A SHOPKEPER claims he and his family have had to move out of their home behind the shop because of noise nuisance from a restaurant which is part of the Dundrum Town Centre in Dublin.
David Cooper today failed in a High Court application seeking to have the town centre management company and its owners pay the costs of a legal action he took over the matter which was only dealt with after he initiated proceedings.
Mr Cooper's newsagents and home back on to the Port House tapas restaurant whose landlord is the town centre owners Crossridge Investments Ltd.
Mr Cooper complained that noise from an outside dining and drinking area into the early hours of the morning caused him, his wife and three children to move out of their home at the rear of the shop last November.
He claimed the restaurant was in breach of its planning permission which required the outside dining area be cleared at 10pm.
He also claimed there was an unauthorised portacabin structure in the restaurant grounds which was also a source of noise nuisance.
Last July, he inititated legal proceedings against Crossridge as landlords and against Dundrum Town Centre Management Company alleging failure to comply with planning.
Mr Justice Colm MacEochaidh was told that shortly after the case was launched, the restaurant, which was not a party to the proceedings, took steps to rectify the planning issues.
As a result, those proceedings were rendered pointless, or moot.
Today, Mr Cooper, who the court heard has separate proceedings over noise nuisance pending, asked the judge to grant him the costs of having to take the case.
Mr Justice MacEochaidh refused to grant him his costs saying that when Mr Cooper's wrote to Crossridge last July, he did not give the defendants enought time to deal with what was a complex request before initiating court action.

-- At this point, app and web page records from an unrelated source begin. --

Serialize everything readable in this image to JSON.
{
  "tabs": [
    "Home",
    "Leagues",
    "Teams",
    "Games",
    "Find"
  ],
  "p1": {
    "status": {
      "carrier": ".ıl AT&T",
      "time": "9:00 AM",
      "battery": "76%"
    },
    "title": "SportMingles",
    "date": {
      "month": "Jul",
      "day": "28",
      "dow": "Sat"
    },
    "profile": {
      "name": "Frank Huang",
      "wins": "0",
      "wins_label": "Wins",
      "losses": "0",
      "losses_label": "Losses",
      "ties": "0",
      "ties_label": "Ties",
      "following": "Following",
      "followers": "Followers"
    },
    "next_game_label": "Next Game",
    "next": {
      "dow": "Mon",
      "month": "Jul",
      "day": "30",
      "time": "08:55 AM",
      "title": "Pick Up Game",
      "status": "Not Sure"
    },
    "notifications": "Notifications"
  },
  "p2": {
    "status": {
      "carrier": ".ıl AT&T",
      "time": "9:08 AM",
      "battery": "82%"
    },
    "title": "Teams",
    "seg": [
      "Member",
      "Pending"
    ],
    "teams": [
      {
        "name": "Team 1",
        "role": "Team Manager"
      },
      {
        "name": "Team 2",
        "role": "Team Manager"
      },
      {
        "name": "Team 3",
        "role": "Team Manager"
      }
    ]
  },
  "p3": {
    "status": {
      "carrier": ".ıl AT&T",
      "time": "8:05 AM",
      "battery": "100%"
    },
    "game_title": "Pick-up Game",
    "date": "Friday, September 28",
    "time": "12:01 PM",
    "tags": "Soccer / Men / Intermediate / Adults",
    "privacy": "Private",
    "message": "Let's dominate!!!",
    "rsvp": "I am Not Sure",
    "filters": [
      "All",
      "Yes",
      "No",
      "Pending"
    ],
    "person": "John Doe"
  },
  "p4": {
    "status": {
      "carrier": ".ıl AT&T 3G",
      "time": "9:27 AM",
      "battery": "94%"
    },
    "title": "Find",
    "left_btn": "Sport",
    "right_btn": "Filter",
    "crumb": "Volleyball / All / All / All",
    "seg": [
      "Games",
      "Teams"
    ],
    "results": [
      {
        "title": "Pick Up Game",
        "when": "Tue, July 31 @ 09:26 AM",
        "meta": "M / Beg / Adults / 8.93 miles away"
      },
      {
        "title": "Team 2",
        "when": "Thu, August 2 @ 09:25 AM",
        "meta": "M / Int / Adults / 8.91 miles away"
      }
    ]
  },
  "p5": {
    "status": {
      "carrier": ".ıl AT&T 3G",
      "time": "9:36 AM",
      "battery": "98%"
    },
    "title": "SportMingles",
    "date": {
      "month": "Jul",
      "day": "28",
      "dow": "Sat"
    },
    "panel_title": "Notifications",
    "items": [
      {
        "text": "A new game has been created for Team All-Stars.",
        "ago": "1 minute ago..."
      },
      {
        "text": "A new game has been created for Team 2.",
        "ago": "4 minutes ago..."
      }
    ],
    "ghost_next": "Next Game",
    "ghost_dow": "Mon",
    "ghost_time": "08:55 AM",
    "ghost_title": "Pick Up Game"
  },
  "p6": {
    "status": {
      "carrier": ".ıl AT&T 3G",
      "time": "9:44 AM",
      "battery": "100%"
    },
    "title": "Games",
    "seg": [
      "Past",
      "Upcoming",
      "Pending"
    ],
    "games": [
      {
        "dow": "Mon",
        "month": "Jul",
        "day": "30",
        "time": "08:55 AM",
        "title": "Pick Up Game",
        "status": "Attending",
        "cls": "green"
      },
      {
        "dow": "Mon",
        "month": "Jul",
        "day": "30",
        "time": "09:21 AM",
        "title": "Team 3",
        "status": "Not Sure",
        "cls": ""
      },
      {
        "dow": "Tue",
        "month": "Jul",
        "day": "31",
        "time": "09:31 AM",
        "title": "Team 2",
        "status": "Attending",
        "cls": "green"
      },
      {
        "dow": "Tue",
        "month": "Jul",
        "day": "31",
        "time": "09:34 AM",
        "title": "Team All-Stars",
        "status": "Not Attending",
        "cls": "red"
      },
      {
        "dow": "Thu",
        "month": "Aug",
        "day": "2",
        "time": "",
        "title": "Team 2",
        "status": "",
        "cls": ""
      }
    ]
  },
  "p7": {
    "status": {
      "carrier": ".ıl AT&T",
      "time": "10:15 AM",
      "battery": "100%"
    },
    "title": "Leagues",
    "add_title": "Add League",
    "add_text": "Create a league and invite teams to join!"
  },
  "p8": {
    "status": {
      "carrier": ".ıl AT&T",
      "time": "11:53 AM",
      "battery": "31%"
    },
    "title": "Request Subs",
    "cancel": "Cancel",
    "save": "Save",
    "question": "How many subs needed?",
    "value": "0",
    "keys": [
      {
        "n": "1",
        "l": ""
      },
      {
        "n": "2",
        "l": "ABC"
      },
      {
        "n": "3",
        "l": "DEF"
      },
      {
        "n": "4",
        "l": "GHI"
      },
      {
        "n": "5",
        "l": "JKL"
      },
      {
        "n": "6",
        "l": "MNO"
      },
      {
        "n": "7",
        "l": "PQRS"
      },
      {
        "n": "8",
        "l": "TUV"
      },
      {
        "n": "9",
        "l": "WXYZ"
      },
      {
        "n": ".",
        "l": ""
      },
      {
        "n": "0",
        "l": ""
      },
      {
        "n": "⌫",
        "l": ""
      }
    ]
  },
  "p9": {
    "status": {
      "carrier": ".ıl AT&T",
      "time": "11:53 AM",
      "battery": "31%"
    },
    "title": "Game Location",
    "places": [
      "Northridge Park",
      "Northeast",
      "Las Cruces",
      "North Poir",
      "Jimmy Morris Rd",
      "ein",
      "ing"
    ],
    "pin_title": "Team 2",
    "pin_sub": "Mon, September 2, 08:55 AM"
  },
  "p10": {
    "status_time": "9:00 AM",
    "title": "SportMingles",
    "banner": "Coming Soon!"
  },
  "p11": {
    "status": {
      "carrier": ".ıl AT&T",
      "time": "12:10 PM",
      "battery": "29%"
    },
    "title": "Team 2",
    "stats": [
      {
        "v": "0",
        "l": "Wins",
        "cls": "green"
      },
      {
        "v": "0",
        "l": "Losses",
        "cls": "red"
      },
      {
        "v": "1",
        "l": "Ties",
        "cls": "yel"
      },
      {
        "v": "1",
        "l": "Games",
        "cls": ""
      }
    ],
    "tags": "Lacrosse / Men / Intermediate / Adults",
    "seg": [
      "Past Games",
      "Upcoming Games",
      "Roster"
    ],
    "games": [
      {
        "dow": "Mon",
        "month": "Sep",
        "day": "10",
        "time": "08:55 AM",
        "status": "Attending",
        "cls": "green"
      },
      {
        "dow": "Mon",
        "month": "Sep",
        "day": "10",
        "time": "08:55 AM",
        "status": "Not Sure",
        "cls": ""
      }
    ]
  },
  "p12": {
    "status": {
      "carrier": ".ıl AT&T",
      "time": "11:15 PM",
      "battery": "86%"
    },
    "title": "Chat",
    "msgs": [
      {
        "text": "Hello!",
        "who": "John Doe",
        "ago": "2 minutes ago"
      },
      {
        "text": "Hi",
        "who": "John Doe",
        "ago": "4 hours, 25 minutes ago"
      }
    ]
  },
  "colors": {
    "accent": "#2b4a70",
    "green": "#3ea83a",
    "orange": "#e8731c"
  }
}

The judge also refused a cross-application from the defendants for their costs.